In other words, too much to read and not enough time. But is Schaefer right?
On January 7, Christopher Penn took on the topic in his shiftcomm.com response. “Mark makes the point that deep pockets will win the content marketing battle, to the extent that it can be won, and he’s correct. Any content marketing effort absolutely must have paid media behind it to help it grow. The days of “build it and they will come” are long, long gone.”
Not everybody who commented at Mark’s post agreed, of course. Brian Clark, founder and owner of copyblogger pointed out that “If content (something people want) is doomed, then advertising (something people allegedly don’t want) should already be dead … you raise a valid issue Mark, but have come to a sensationalist and untenable conclusion.”
Joe Pulizzi added, “This is where so many brands go wrong…they think they need a lot of readers/engagers to be successful with their content marketing. Sometimes, it only takes one (some content programs are geared toward just one company, or even, one individual). That is why this thing is so powerful.”

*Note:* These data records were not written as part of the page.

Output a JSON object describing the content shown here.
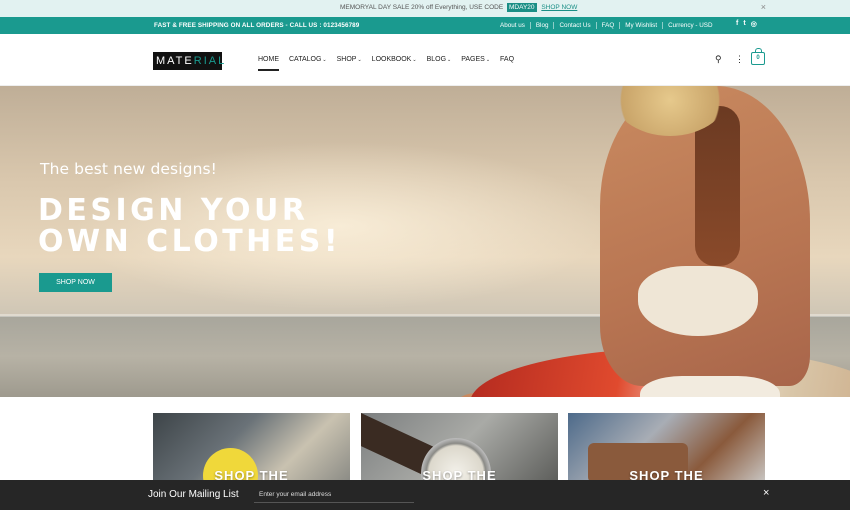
{
  "announcement": {
    "text": "MEMORYAL DAY SALE 20% off Everything, USE CODE",
    "code": "MDAY20",
    "link": "SHOP NOW",
    "close_icon": "×"
  },
  "topbar": {
    "shipping": "FAST & FREE SHIPPING ON ALL ORDERS - CALL US : 0123456789",
    "links": [
      "About us",
      "Blog",
      "Contact Us",
      "FAQ",
      "My Wishlist",
      "Currency - USD"
    ],
    "social": [
      "f",
      "t",
      "◎"
    ]
  },
  "header": {
    "logo": {
      "part1": "MATE",
      "part2": "RIAL"
    },
    "nav": [
      {
        "label": "HOME",
        "caret": ""
      },
      {
        "label": "CATALOG",
        "caret": "⌄"
      },
      {
        "label": "SHOP",
        "caret": "⌄"
      },
      {
        "label": "LOOKBOOK",
        "caret": "⌄"
      },
      {
        "label": "BLOG",
        "caret": "⌄"
      },
      {
        "label": "PAGES",
        "caret": "⌄"
      },
      {
        "label": "FAQ",
        "caret": ""
      }
    ],
    "search_icon": "⚲",
    "more_icon": "⋮",
    "cart_count": "0"
  },
  "hero": {
    "subtitle": "The best new designs!",
    "title_line1": "DESIGN YOUR",
    "title_line2": "OWN CLOTHES!",
    "button": "SHOP NOW"
  },
  "cards": [
    {
      "label": "SHOP THE"
    },
    {
      "label": "SHOP THE"
    },
    {
      "label": "SHOP THE"
    }
  ],
  "mailing": {
    "title": "Join Our Mailing List",
    "placeholder": "Enter your email address",
    "close_icon": "×"
  },
  "colors": {
    "accent": "#1a9a8f",
    "announce_bg": "#e2f2f1",
    "mail_bar_bg": "#262626"
  }
}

Industry legend Shel Holtz blogged “Six Reasons There Will Be No Content Shock,” including [my favorite] “We are mainly consumers of niche content.” Shel’s right. All that content out there has nothing to do with us. We choose what we read and always have.
A host of other blog commentators had opinions about Schaefer’s posit, too. A few even had solutions.
1. Be local and give back.
2. Build and connect with a “tribe.”
3. Listen more than tell; connect at a deeper level.
4. View “content” as a transition, not a destination.
5. Interact more with the audiences you already have.
6. Master engagement, customer service, and rapid response.
My favorite resolution is the discovery and application of better filters to drown out the noise we don’t want. Moreover, as times/technology/innovations unfold, new content will continue you to be in demand. After all, if content marketers don’t, who will explain and analyze what’s happening now? As for old content, it will, over time, just sit there, unnoticed, someplace in the digital archives, replaced by the fresh content we do want.
That’s why I’m not worried about content fatigue. How about you?